Wudang is an entirely different place on this national holiday...it is blissfully quiet! All the shops are shut, the crowds and usual racket of voices and firecrackers are gone and the roads quiet. I took a much safer bike ride than usual and spent ages wandering around the supermarket instead of the usual battle to get in and out of town without a broken eardrum. Long live Moon Festival
It has been a full week of training, learning the fan, which after years of more difficult forms feels like a lot of fun. I have also been going over the circle-walking and marveling at how distracted I still am from the centre, but then there are so many distracting things to watch here..

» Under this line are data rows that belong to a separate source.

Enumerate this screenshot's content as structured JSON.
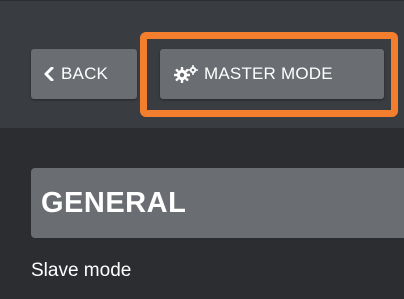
{
  "toolbar": {
    "back_label": "BACK",
    "master_mode_label": "MASTER MODE"
  },
  "icons": {
    "back": "chevron-left-icon",
    "master_mode": "gears-icon"
  },
  "section": {
    "title": "GENERAL",
    "first_setting_label": "Slave mode"
  },
  "colors": {
    "highlight": "#f37e2d",
    "button_bg": "#6a6d71",
    "toolbar_bg": "#393c41",
    "page_bg": "#2b2d31"
  }
}
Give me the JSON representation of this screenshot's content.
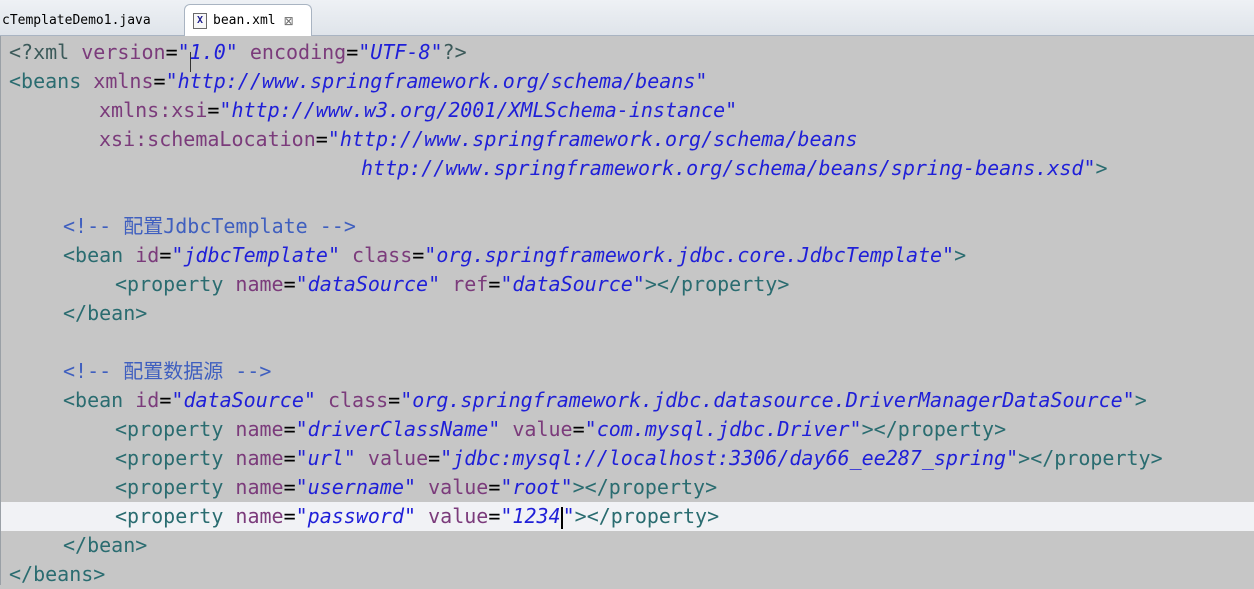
{
  "tabs": [
    {
      "label": "cTemplateDemo1.java",
      "active": false
    },
    {
      "label": "bean.xml",
      "active": true,
      "close_glyph": "⊠"
    }
  ],
  "tab_icon_glyph": "X",
  "tokens": {
    "xml_decl_open": "<?xml",
    "version_attr": "version",
    "version_val": "\"1.0\"",
    "encoding_attr": "encoding",
    "encoding_val": "\"UTF-8\"",
    "xml_decl_close": "?>",
    "beans_open": "<beans",
    "xmlns_attr": "xmlns",
    "xmlns_val": "\"http://www.springframework.org/schema/beans\"",
    "xmlns_xsi_attr": "xmlns:xsi",
    "xmlns_xsi_val": "\"http://www.w3.org/2001/XMLSchema-instance\"",
    "schema_loc_attr": "xsi:schemaLocation",
    "schema_loc_val1": "\"http://www.springframework.org/schema/beans",
    "schema_loc_val2": "http://www.springframework.org/schema/beans/spring-beans.xsd\"",
    "gt": ">",
    "comment1": "<!-- 配置JdbcTemplate -->",
    "comment2": "<!-- 配置数据源 -->",
    "bean_open": "<bean",
    "id_attr": "id",
    "class_attr": "class",
    "property_open": "<property",
    "property_close": "</property>",
    "name_attr": "name",
    "ref_attr": "ref",
    "value_attr": "value",
    "bean_close": "</bean>",
    "beans_close": "</beans>",
    "eq": "=",
    "jdbc_template_id": "\"jdbcTemplate\"",
    "jdbc_template_class": "\"org.springframework.jdbc.core.JdbcTemplate\"",
    "ds_name": "\"dataSource\"",
    "ds_ref": "\"dataSource\"",
    "ds_id": "\"dataSource\"",
    "ds_class": "\"org.springframework.jdbc.datasource.DriverManagerDataSource\"",
    "prop1_name": "\"driverClassName\"",
    "prop1_value": "\"com.mysql.jdbc.Driver\"",
    "prop2_name": "\"url\"",
    "prop2_value": "\"jdbc:mysql://localhost:3306/day66_ee287_spring\"",
    "prop3_name": "\"username\"",
    "prop3_value": "\"root\"",
    "prop4_name": "\"password\"",
    "prop4_value_open": "\"1234",
    "prop4_value_close": "\""
  }
}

Yesterday I observed the youngest chinese kids putting their feet up the wall in a kind of forward handstand at the end of class. This made a line of about fifteen six-year olds making continual little squeaks of effort for about ten minutes, watched over by a serious-faced teenage coach with a stick. It was amazing watching their determination. Despite a tap with the stick being a lot less painful they put their whole effort into staying up on their spindly little arms, until they were literally crying with effort. The result was a wall full of wailing children, tears falling profusely onto the temple floor, all puffing and panting until I found myself almost crying with laughter at the spectacle. Of course 5 minutes later they were running about happy with shouts of excitement and all physical effort and suffering long forgotten. Kids are much stronger than adults at taking the ups and downs of life in this way, although I am not sure western children could manage it.

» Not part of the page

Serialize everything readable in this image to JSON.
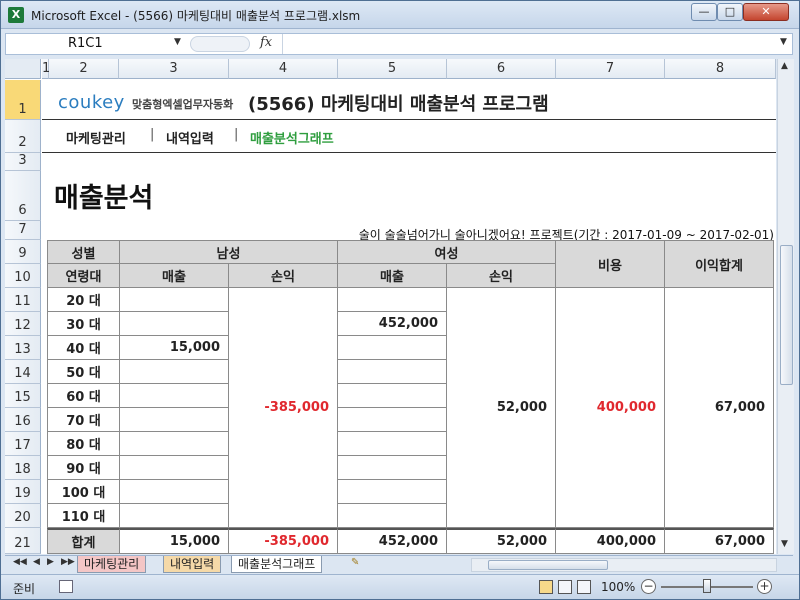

As I write this my impressions of peace are shattered by the moon festival karaoke and several very drunk coaches singing chinese ballands. Time to retire methinks, just ten days left.
Rachael / Mao Zi Jiao